same hardware, these results are about 1.6 times faster. One
possible reason that the actual speedup is less than 2 is that while
we're doing only half as many operations in the modified
`smallest-divisor` procedure, each operation is slightly more
expensive than the operation performed in the original
`smallest-divisor` procedure. Procedure `next` compares its input to 2
before determining which expression to evaluate (usually
incrementing the input value by 2), whereas the original
`smallest-divisor` implementation simply increments the test divisor
by 1.

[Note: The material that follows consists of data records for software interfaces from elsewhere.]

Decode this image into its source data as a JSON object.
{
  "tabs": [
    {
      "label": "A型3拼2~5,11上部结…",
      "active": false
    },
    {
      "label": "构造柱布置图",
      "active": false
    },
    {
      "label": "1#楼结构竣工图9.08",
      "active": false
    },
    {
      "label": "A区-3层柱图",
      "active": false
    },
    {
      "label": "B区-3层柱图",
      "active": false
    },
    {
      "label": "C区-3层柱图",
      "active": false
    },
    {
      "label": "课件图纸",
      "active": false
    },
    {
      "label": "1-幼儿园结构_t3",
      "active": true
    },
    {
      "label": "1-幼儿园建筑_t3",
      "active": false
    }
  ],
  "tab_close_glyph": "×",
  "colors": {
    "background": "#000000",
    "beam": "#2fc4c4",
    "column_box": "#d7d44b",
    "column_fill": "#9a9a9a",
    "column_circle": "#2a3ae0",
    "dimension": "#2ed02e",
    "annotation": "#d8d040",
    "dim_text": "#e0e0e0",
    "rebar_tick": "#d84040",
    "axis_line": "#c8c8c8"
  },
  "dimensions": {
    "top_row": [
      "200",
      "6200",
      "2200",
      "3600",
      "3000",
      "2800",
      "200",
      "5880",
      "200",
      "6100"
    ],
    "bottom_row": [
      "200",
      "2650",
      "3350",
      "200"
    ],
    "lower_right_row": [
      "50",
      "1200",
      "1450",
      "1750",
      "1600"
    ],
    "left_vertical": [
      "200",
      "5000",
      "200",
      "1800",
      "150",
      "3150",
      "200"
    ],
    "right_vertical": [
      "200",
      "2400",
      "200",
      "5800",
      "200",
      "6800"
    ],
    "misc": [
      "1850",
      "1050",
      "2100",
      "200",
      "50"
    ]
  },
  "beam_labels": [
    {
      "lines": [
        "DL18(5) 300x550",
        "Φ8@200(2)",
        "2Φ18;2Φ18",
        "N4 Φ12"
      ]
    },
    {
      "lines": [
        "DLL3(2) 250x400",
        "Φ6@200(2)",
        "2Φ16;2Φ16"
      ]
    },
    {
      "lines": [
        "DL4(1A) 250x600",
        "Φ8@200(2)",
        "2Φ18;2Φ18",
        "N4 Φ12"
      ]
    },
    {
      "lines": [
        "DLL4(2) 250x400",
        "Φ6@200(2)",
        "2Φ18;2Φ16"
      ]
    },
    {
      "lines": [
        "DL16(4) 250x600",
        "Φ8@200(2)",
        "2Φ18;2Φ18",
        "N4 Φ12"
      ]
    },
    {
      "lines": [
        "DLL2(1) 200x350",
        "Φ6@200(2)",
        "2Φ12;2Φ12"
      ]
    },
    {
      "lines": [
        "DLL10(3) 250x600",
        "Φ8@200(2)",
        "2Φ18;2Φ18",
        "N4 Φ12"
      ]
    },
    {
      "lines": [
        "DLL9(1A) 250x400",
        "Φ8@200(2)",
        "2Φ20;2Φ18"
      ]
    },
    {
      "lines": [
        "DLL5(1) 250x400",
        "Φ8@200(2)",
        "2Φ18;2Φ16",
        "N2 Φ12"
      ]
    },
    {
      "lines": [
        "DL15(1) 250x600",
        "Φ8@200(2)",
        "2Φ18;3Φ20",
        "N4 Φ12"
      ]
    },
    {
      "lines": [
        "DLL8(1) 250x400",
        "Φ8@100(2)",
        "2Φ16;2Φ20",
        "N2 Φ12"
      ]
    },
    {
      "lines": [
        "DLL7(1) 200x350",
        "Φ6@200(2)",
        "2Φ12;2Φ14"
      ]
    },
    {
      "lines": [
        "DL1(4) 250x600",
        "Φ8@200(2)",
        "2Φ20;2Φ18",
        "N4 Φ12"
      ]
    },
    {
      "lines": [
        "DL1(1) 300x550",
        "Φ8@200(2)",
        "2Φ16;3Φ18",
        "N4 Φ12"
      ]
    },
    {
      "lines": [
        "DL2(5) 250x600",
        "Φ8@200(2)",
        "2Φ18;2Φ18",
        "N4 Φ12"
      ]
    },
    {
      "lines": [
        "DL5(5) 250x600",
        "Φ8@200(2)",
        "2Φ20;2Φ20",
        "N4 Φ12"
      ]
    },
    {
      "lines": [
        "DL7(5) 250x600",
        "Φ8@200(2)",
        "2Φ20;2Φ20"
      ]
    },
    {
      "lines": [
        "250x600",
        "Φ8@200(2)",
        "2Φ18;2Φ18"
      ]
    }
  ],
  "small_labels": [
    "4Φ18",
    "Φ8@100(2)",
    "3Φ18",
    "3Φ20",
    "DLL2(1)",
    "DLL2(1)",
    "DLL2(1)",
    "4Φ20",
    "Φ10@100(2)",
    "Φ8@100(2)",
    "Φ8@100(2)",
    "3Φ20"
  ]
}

Because the test divisor is only equal to 2 at the very beginning of
the process, it isn't efficient to test it for each successive test
divisor. If we can eliminate this test, we can change the
calculation of the next test divisor to the combination `(+test-divisor 2)`, a combination whose evaluation is as fast as the
original `(+ test-divisor 1)` combination. Then this modified
procedure will still perform only half as many operations as the
original smallest-divisor procedure, and the cost of each operation
is the same. In this case, it's reasonable to expect that the
new procedure is twice as fast as the original.

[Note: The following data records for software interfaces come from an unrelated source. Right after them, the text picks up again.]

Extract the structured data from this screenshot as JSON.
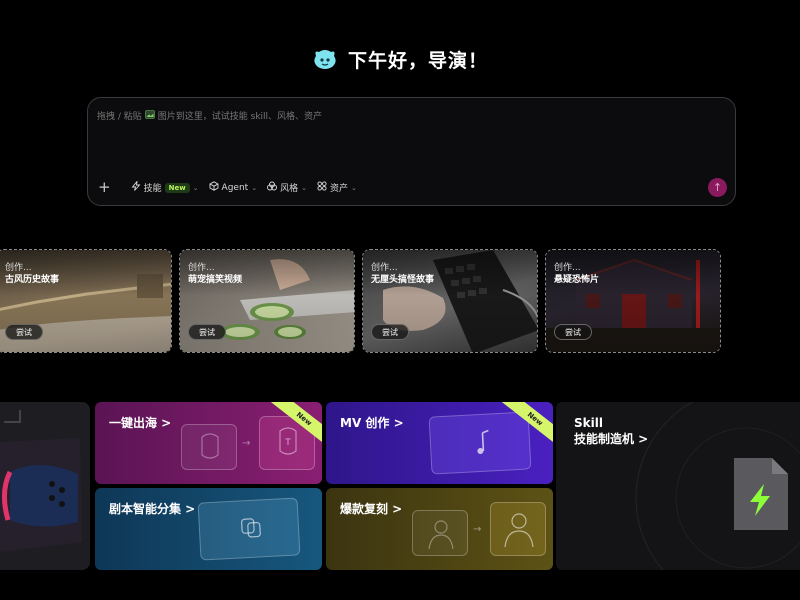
{
  "greeting": {
    "text": "下午好，导演！"
  },
  "prompt": {
    "placeholder_prefix": "拖拽 / 粘贴",
    "placeholder_suffix": "图片到这里，试试技能 skill、风格、资产"
  },
  "toolbar": {
    "plus": "+",
    "skill_label": "技能",
    "new_badge": "New",
    "agent_label": "Agent",
    "style_label": "风格",
    "assets_label": "资产",
    "send_icon": "↑"
  },
  "cards": [
    {
      "sub": "创作...",
      "title": "古风历史故事",
      "button": "尝试"
    },
    {
      "sub": "创作...",
      "title": "萌宠搞笑视频",
      "button": "尝试"
    },
    {
      "sub": "创作...",
      "title": "无厘头搞怪故事",
      "button": "尝试"
    },
    {
      "sub": "创作...",
      "title": "悬疑恐怖片",
      "button": "尝试"
    }
  ],
  "tiles": {
    "oversea": {
      "title": "一键出海 >",
      "badge": "New"
    },
    "mv": {
      "title": "MV 创作 >",
      "badge": "New"
    },
    "script": {
      "title": "剧本智能分集 >"
    },
    "viral": {
      "title": "爆款复刻 >"
    },
    "skill": {
      "line1": "Skill",
      "line2": "技能制造机 >"
    }
  },
  "colors": {
    "send": "#8a1a5e",
    "oversea_tile": "#7a1a66",
    "mv_tile": "#3f1aa8",
    "script_tile": "#134a6e",
    "viral_tile": "#4f4410",
    "new_badge": "#d5f56b"
  }
}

Here's one way to implement it, along with timings on the MacBook Pro:

(define (smallest-divisor n) (if (divides? n 2) 2 (find-divisor n 3))) (define (find-divisor n test-divisor) (cond ((> (square test-divisor) n) n) ((divides? test-divisor n) test-divisor) (else (find-divisor n (+ test-divisor 2)))))

(search-for-primes 100000000000 3)

*Output:*

`
`

100000000003.0 (242ms) 100000000019.0 (242ms) 100000000057.0 (242ms)

(search-for-primes 1000000000000 3)

*Output:*

`
`

1000000000039.0 (768ms) 1000000000061.0 (765ms) 1000000000063.0 (767ms)

(search-for-primes 10000000000000 3)

*Output:*

`
`

10000000000037.0 (2430ms) 10000000000051.0 (2415ms) 10000000000099.0 (2434ms)

(/ 4852.0 2430.0)

*Output:*

`
`

1.99670781893004

So these timings are indeed approximately twice as fast as the original
procedure's.